July 2014 kicked off 17 months of environmental study (the Tier 2 Environmental Assessment) and robust community involvement. By the end of 2016 the goal is to complete environmental work, identify funding sources, receive federal approval, and advance an innovative project delivery method so that construction could begin as early as 2017.

For more information on the project and Gov. Terry McAuliffe’s new release, click here.

Regions that are likely to be affected include Prince William, Fairfax, and Manassas Park. Congested traffic conditions can lead to a number of scenarios in which a driver might end up getting cited for a traffic violation or, worse yet, for reckless driving – which is a Class 1 misdemeanor in the Commonwealth of Virginia. A Class 1 misdemeanor is a criminal offense, and it will reflect as such on your record if you are convicted. The charge is frequently handed down, and can be applied to a number of situations: from traveling more than 20 miles above the posted speed limit to driving more than 80 mph in any zone, regardless of the limit. Even passing other vehicles and failure to maintain a car’s brakes can result in such a charge. That is due, in part, to its open-ended definition as an offense that can apply to any driver whose behavior places the lives and property of others at risk. This means that the arresting or citing officer has discretion, in certain circumstances, when it comes to issuing a citation for a moving violation or reckless driving.

Additionally, many drivers fail to realize that the penalties, and subsequent fallout from a conviction, involve far more than a simple fine. Those convicted of such a crime face a possible maximum term of 12 months in jail and a $2,500 fine, though we should note that for a first time offense a well-qualified Virginia traffic attorney can usually ensure the penalties are reduced and may prove successful in having the charge reduced to a moving violation rather than a criminal offense.

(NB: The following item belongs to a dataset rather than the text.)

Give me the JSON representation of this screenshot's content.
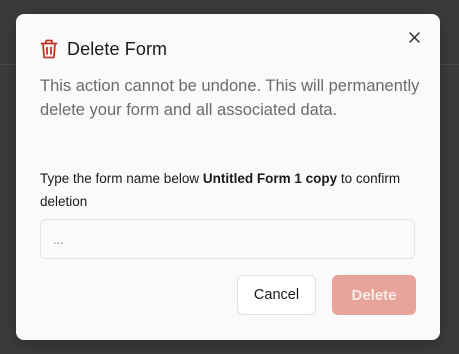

If, however, a misdemeanor conviction is sustained, it can lead to numerous other problems; from escalating auto insurance premiums to failing background checks for certain employment, housing, and loan opportunities. Given the large number of Virginia commuters who work for or contract with government agencies, the threat of a criminal record can do untold damage to their careers.